WHAT THE TASK ASKS » Please return every line of the records below that holds the word "will".
── GIVEN ENTRIES
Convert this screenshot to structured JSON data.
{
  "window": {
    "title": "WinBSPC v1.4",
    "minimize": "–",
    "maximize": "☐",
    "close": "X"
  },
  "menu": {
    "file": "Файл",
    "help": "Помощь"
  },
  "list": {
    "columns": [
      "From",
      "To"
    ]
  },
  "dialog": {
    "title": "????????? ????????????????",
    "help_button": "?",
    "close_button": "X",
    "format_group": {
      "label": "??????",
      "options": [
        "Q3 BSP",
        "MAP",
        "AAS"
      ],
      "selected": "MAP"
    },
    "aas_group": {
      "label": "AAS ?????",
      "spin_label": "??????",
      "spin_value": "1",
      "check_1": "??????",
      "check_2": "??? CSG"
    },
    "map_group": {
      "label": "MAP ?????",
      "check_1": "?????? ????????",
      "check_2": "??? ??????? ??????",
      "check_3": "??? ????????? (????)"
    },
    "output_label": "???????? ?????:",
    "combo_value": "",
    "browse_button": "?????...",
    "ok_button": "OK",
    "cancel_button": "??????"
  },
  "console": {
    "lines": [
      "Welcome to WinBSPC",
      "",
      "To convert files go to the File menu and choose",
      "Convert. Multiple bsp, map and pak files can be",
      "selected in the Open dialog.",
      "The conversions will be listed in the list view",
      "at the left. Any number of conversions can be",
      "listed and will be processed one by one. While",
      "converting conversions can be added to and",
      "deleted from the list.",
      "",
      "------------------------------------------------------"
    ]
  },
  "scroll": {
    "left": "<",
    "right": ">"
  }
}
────
ANSWER AREA »
      "The conversions will be listed in the list view",
      "listed and will be processed one by one. While",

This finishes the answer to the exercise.